The BBC has gained fame in the journalistic world as a reliable source of information, since its creation in 1922. Therefore one would expect its reports to be objective and free from personal opinion. Will this be what we find? Let us see...
Unfortunately, not. Well, not in the case of Russia, where systematically, this British Corporation presents negative images. Instead of focussing on matters which reflect and affect the lives of Russians, like for example the growing and constant improvement in buying power and the standard of living, particularly in recent years, we find instead bias, politically motivated hostility and lies. Basically, propaganda, which belongs to the annals of yesteryear, to the Cold War from which the west apparently has a chronic disability to recover.
Emma Simpson, the BBC correspondent, does not speak of this economic reality in her report of 21st February. Nothing about the increase in salaries, in pensions, reliability of economic indicators, the fact that Russian institutions gain space daily in the lists of risk factors for investment.
Emma Simpson apparently saw nothing of this in Russia – or did not want to. Which dustbin did she go raking through to find something negative to say about Russia and Russians for her British readers?
Instead of staying in Moscow, which would have been the easy option, and where she would have found a wealth of reliable information about the reality of daily life in Russia today, Emma Simpson, evidently a close relative of Homer or Bart, travelled to central Russia, where she landed in the city of Tver. How interesting. Perhaps to tell us about the excellent conditions provided for investors in the Tver region by the local authorities? No. Or about the initiatives to attract tourism, open doors, create bridges and so on? No, also not. Then how about the city’s wonderful 800-year history? Nope.
Those who bother to visit the BBC site will be aware that the last time this corporation spoke about Tver, it was to talk about the bears in the nearby forest, being decimated by cruel Russian hunters.
This time, it was not the forest but the local hospital where Emma Simpson concentrated her search. After all, hospitals are always a fine source for sad stories. For example, an accident victim could provide a catalyst for a story about alcoholism or some nonsense about Russia’s road system.
However, it was not in the emergency ward where Emma Simpson went to rake the dirt, it was in the maternity ward, where she came across four babies, two of them born to mothers with AIDS. Bingo! Then open the floodgates of insanity for this journalist, who must have found her diploma in a packet of soap powder, at the bottom, that is.
Some gems from her piece “Russia’s abandoned HIV children”
“Russia is quick to reject those with HIV”
“If they (the babies) are lucky it will be only for 18 months - the time it takes doctors in Russia officially to diagnose whether children are HIV-positive”. (In fact it takes a few days).
Or contradictions such as this:

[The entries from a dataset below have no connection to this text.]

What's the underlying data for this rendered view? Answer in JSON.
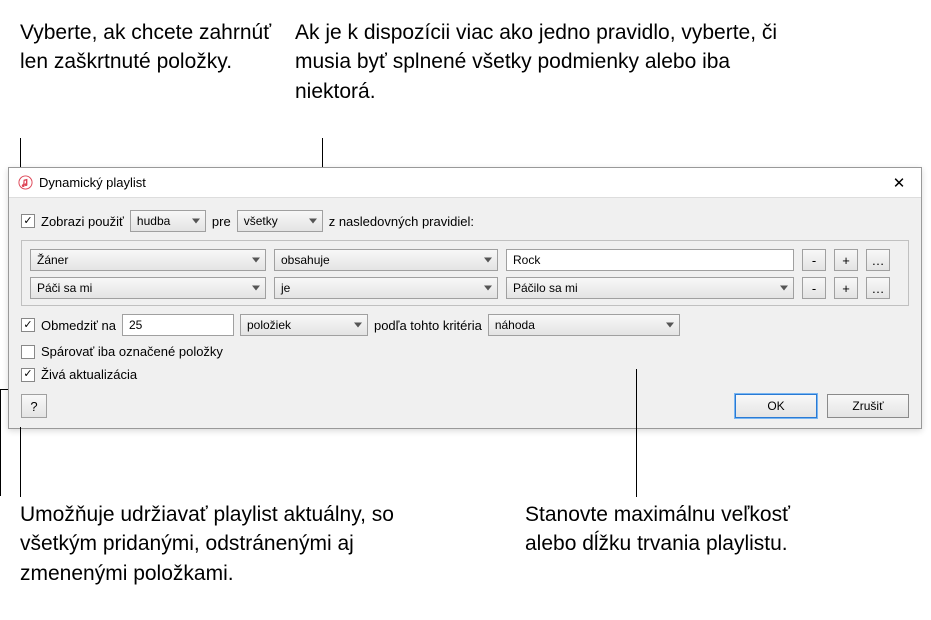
{
  "annotations": {
    "topLeft": "Vyberte, ak chcete zahrnúť len zaškrtnuté položky.",
    "topRight": "Ak je k dispozícii viac ako jedno pravidlo, vyberte, či musia byť splnené všetky podmienky alebo iba niektorá.",
    "bottomLeft": "Umožňuje udržiavať playlist aktuálny, so všetkým pridanými, odstránenými aj zmenenými položkami.",
    "bottomRight": "Stanovte maximálnu veľkosť alebo dĺžku trvania playlistu."
  },
  "dialog": {
    "title": "Dynamický playlist",
    "matchRow": {
      "checkboxLabel": "Zobrazi použiť",
      "mediaType": "hudba",
      "forLabel": "pre",
      "matchType": "všetky",
      "suffix": "z nasledovných pravidiel:"
    },
    "rules": [
      {
        "field": "Žáner",
        "operator": "obsahuje",
        "value": "Rock",
        "valueType": "text"
      },
      {
        "field": "Páči sa mi",
        "operator": "je",
        "value": "Páčilo sa mi",
        "valueType": "select"
      }
    ],
    "limit": {
      "label": "Obmedziť na",
      "value": "25",
      "unit": "položiek",
      "byLabel": "podľa tohto kritéria",
      "criteria": "náhoda"
    },
    "matchOnlyChecked": "Spárovať iba označené položky",
    "liveUpdating": "Živá aktualizácia",
    "buttons": {
      "help": "?",
      "ok": "OK",
      "cancel": "Zrušiť"
    }
  }
}
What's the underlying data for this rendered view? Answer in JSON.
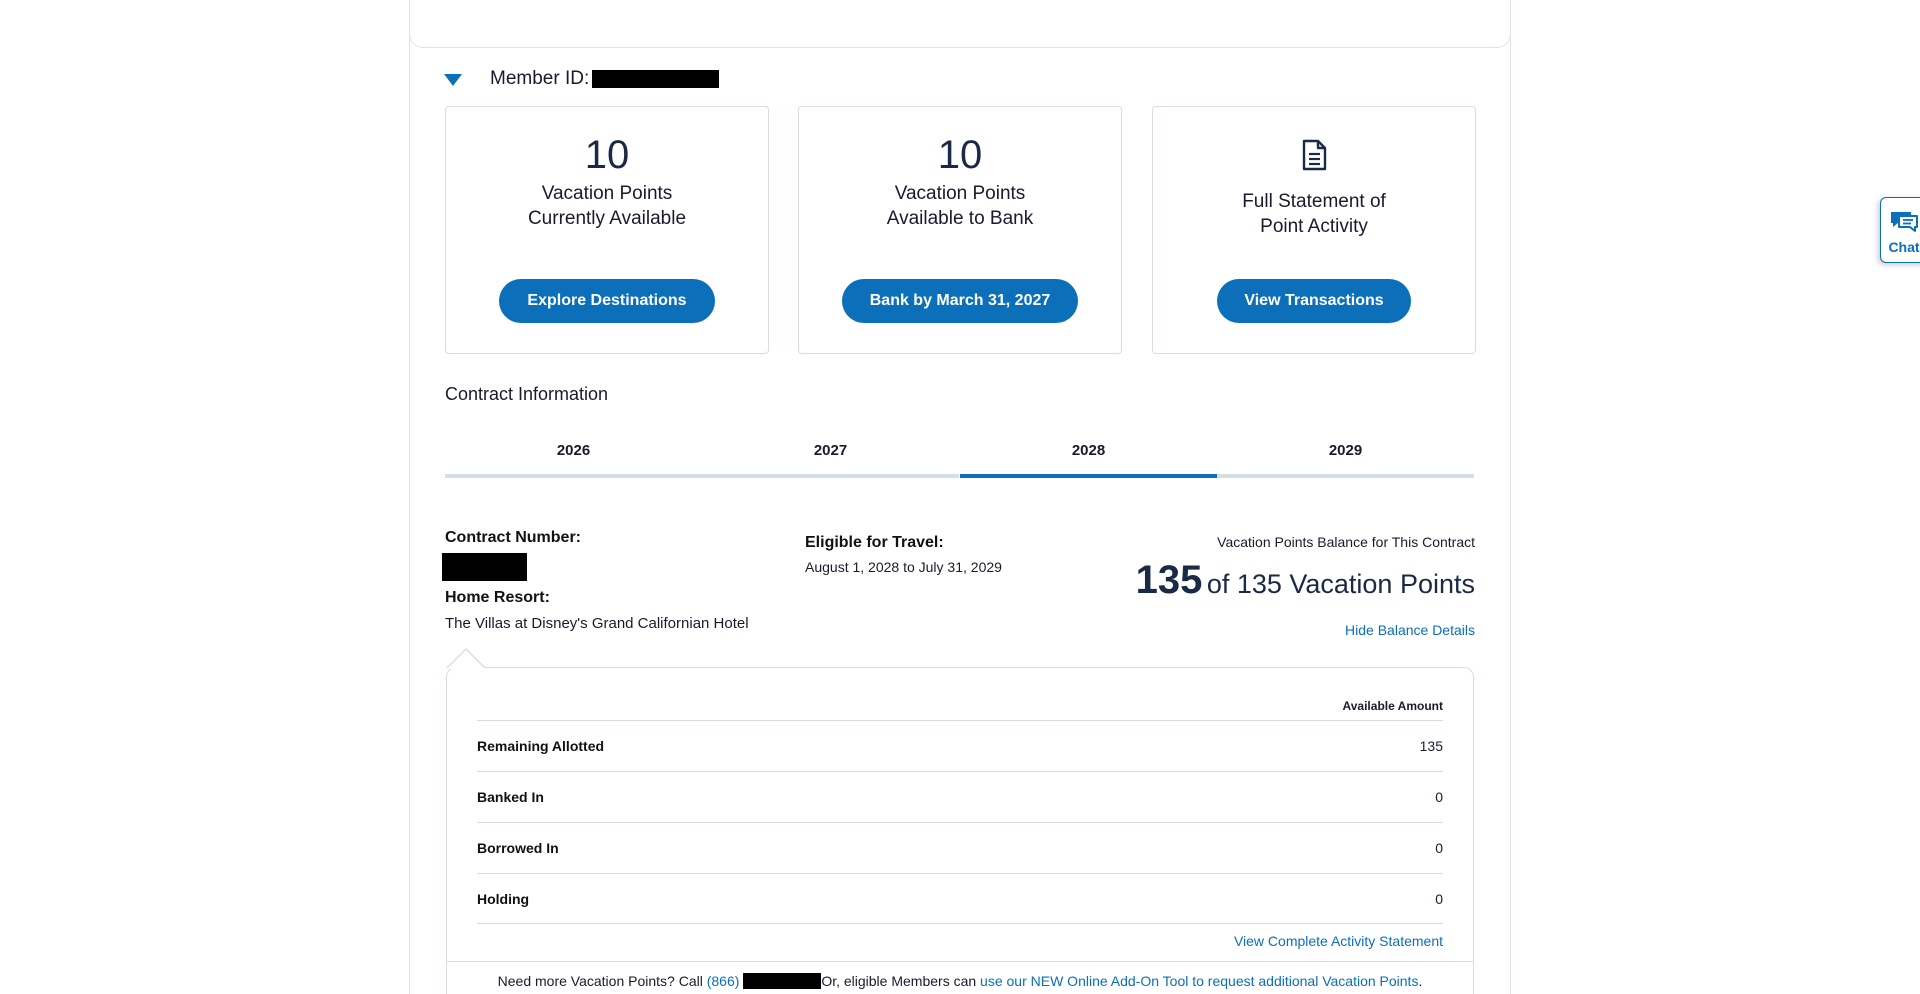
{
  "member": {
    "label": "Member ID:"
  },
  "cards": [
    {
      "number": "10",
      "line1": "Vacation Points",
      "line2": "Currently Available",
      "button": "Explore Destinations"
    },
    {
      "number": "10",
      "line1": "Vacation Points",
      "line2": "Available to Bank",
      "button": "Bank by March 31, 2027"
    },
    {
      "icon": "document-icon",
      "line1": "Full Statement of",
      "line2": "Point Activity",
      "button": "View Transactions"
    }
  ],
  "contract": {
    "section_title": "Contract Information",
    "tabs": [
      "2026",
      "2027",
      "2028",
      "2029"
    ],
    "active_tab": "2028",
    "number_label": "Contract Number:",
    "home_resort_label": "Home Resort:",
    "home_resort": "The Villas at Disney's Grand Californian Hotel",
    "eligible_label": "Eligible for Travel:",
    "eligible_dates": "August 1, 2028 to July 31, 2029",
    "balance_caption": "Vacation Points Balance for This Contract",
    "balance_value": "135",
    "balance_total": "of 135 Vacation Points",
    "hide_link": "Hide Balance Details"
  },
  "details": {
    "header": "Available Amount",
    "rows": [
      {
        "name": "Remaining Allotted",
        "value": "135"
      },
      {
        "name": "Banked In",
        "value": "0"
      },
      {
        "name": "Borrowed In",
        "value": "0"
      },
      {
        "name": "Holding",
        "value": "0"
      }
    ],
    "complete_link": "View Complete Activity Statement"
  },
  "footer": {
    "text1": "Need more Vacation Points? Call",
    "phone_prefix": "(866)",
    "text2": "Or, eligible Members can",
    "link": "use our NEW Online Add-On Tool to request additional Vacation Points",
    "end": "."
  },
  "chat": {
    "label": "Chat"
  },
  "colors": {
    "brand": "#0b6fba",
    "border": "#d6dde5",
    "text": "#1a1a2e"
  }
}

“Latest figures show 22,000 babies have been born to HIV-positive women. And many are being abandoned by their mothers into the care of the state”. A few lines later on, she admits that this is not the case. On average, with 10% of children born to HIV positive mothers:
“In Russia, some 20 babies are born every day to HIV-positive women, with two of those, on average, abandoned by their mothers”.
Yet another fine example of the trash which is smeared on the pages of this once noble institution, which today serve only to stack in a nice, neat pile on the bathroom floor. Beside the “throne”.
Russian small missile ships - the Grad Sviyazhsk and the Great Ustyug - set off for a mission to the Mediterranean Sea
President Vladimir Putin has not released an official statement yet about his position on the issue of the pension reform in Russia